··· ENTRIES PROVIDED ···

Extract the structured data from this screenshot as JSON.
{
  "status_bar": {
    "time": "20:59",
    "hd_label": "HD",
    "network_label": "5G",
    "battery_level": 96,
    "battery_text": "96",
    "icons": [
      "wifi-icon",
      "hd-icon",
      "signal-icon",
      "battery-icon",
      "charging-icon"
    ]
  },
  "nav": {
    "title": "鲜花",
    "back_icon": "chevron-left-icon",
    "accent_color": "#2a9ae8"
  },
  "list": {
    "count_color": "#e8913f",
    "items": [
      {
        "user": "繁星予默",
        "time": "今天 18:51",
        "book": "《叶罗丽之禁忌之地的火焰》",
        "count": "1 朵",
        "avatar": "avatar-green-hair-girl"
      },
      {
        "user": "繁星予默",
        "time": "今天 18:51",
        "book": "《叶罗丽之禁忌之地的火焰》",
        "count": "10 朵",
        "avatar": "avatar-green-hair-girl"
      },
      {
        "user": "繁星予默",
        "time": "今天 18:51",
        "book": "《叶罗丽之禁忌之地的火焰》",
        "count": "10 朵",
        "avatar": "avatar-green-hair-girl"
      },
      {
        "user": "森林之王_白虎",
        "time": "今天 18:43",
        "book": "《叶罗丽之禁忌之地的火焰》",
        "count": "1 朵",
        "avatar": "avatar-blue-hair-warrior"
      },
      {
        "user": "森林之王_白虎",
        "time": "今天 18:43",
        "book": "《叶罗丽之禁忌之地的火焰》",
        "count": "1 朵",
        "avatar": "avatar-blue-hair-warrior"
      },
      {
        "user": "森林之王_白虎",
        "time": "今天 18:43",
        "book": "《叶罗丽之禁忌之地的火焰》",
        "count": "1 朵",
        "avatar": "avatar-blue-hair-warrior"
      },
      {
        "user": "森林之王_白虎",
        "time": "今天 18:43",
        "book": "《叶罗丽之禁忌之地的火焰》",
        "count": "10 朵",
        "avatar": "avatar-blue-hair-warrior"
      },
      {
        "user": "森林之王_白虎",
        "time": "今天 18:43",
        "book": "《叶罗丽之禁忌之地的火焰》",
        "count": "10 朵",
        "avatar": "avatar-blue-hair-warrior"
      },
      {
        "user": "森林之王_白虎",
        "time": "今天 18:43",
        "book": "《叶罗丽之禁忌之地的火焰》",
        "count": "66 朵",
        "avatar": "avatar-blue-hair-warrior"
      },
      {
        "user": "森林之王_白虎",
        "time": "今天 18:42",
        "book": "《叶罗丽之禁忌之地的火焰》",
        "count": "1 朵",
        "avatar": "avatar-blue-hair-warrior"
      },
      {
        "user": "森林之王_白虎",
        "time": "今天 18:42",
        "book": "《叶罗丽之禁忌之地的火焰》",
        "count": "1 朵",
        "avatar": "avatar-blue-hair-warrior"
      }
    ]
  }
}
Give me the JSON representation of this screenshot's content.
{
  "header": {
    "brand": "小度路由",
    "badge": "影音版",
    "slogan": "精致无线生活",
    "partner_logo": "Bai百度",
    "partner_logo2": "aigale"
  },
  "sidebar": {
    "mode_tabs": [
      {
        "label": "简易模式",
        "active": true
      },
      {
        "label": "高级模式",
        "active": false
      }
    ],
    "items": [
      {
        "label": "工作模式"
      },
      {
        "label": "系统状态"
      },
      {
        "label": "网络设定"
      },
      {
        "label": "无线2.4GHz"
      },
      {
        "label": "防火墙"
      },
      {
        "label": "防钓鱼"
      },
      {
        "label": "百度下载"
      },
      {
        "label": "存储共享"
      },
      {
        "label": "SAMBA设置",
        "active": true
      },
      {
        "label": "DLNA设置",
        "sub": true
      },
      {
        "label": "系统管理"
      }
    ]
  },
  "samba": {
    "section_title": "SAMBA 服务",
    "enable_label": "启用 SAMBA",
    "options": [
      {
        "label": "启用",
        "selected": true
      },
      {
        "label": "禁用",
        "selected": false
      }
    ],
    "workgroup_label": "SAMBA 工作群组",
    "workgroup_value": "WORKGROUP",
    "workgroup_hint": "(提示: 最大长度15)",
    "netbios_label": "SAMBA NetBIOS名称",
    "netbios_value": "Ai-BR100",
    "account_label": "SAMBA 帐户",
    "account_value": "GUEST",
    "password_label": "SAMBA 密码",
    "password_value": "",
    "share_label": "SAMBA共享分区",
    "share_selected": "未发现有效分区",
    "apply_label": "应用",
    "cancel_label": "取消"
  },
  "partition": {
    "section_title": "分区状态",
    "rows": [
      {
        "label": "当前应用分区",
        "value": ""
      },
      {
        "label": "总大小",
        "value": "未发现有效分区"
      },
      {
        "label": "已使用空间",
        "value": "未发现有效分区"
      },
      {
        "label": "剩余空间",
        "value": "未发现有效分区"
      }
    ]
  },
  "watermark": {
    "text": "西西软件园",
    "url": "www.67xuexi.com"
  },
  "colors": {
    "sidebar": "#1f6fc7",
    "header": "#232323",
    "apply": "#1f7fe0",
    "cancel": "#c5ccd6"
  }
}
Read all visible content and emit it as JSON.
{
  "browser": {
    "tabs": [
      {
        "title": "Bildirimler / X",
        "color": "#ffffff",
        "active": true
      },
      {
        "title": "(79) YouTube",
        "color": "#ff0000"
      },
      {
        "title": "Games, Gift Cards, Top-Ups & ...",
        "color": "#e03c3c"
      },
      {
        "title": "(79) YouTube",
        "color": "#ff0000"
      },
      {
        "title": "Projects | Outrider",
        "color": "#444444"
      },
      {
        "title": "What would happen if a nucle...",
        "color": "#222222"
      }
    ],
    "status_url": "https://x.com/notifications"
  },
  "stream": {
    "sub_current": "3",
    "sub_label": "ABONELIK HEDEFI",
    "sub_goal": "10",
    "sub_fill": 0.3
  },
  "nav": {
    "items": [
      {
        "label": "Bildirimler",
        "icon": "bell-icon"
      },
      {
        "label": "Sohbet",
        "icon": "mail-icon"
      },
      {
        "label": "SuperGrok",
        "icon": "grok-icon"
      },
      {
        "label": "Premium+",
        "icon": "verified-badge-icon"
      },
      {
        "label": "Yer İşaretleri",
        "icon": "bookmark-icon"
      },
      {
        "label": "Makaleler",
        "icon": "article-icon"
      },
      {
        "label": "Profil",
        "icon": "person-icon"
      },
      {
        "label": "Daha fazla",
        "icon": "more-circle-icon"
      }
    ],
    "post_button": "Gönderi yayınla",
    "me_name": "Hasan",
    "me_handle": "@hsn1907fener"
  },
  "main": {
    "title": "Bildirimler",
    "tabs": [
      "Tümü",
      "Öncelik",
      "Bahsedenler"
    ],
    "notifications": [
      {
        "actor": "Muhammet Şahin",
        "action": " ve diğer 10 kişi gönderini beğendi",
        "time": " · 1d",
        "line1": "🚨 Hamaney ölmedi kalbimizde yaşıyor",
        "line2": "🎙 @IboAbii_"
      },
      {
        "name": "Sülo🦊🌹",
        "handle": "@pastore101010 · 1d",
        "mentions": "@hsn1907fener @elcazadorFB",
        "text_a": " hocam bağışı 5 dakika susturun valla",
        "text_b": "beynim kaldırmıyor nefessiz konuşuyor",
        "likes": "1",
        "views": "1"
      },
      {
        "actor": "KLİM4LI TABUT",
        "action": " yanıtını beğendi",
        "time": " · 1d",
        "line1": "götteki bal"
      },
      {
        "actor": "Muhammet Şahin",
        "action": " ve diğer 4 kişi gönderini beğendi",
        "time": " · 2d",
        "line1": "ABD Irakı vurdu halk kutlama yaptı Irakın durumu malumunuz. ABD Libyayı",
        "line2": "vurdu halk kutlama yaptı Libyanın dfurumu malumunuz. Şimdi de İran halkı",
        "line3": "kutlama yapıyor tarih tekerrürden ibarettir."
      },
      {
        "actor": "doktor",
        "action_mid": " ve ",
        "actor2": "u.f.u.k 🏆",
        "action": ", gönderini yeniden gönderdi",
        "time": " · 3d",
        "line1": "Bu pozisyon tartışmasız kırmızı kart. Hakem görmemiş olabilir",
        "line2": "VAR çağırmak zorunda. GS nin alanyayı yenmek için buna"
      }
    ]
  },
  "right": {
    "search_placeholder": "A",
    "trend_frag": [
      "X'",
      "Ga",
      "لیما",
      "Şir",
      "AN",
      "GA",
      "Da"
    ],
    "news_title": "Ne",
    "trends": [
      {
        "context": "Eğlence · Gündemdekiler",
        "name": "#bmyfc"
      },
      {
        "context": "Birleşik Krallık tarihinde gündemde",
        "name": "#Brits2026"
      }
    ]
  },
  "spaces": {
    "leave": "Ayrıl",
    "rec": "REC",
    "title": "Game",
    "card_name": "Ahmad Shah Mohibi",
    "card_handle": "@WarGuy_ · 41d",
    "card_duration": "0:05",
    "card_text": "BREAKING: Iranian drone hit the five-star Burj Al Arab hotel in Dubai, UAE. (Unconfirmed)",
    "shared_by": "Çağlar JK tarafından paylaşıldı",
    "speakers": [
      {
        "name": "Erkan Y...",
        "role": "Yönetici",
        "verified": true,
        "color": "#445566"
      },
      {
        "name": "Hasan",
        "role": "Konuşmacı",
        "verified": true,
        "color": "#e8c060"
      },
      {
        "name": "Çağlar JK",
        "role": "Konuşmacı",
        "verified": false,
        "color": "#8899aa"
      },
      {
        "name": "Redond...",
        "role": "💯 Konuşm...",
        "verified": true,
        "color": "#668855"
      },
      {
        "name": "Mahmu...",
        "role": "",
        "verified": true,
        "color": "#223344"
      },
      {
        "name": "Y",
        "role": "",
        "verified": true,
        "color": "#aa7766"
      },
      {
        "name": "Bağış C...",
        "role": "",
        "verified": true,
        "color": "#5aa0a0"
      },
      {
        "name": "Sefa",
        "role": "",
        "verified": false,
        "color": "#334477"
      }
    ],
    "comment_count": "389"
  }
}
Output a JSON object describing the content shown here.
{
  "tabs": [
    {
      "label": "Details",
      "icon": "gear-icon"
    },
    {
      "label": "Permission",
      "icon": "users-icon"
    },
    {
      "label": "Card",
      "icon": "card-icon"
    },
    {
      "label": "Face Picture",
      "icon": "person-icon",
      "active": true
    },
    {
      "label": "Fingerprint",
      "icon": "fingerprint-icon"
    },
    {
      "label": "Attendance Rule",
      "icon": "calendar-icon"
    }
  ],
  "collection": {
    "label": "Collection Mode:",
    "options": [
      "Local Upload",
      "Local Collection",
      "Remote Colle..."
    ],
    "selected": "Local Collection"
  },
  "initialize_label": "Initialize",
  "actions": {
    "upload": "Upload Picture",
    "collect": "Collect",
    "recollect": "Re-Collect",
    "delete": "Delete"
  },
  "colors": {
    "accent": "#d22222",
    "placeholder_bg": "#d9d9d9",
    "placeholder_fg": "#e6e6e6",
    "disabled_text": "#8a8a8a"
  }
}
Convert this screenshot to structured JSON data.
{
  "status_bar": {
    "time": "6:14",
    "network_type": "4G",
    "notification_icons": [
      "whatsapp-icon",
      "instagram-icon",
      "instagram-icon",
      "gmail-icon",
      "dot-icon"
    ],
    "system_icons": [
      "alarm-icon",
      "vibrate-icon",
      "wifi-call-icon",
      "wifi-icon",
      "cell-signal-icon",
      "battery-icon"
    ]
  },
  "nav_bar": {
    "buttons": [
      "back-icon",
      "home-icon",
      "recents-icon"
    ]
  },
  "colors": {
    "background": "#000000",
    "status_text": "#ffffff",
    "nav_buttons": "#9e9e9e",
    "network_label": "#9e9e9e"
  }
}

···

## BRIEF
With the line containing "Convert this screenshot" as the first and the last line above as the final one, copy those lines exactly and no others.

## SOLVED EXERCISE
Convert this screenshot to structured JSON data.
{
  "status_bar": {
    "time": "6:14",
    "network_type": "4G",
    "notification_icons": [
      "whatsapp-icon",
      "instagram-icon",
      "instagram-icon",
      "gmail-icon",
      "dot-icon"
    ],
    "system_icons": [
      "alarm-icon",
      "vibrate-icon",
      "wifi-call-icon",
      "wifi-icon",
      "cell-signal-icon",
      "battery-icon"
    ]
  },
  "nav_bar": {
    "buttons": [
      "back-icon",
      "home-icon",
      "recents-icon"
    ]
  },
  "colors": {
    "background": "#000000",
    "status_text": "#ffffff",
    "nav_buttons": "#9e9e9e",
    "network_label": "#9e9e9e"
  }
}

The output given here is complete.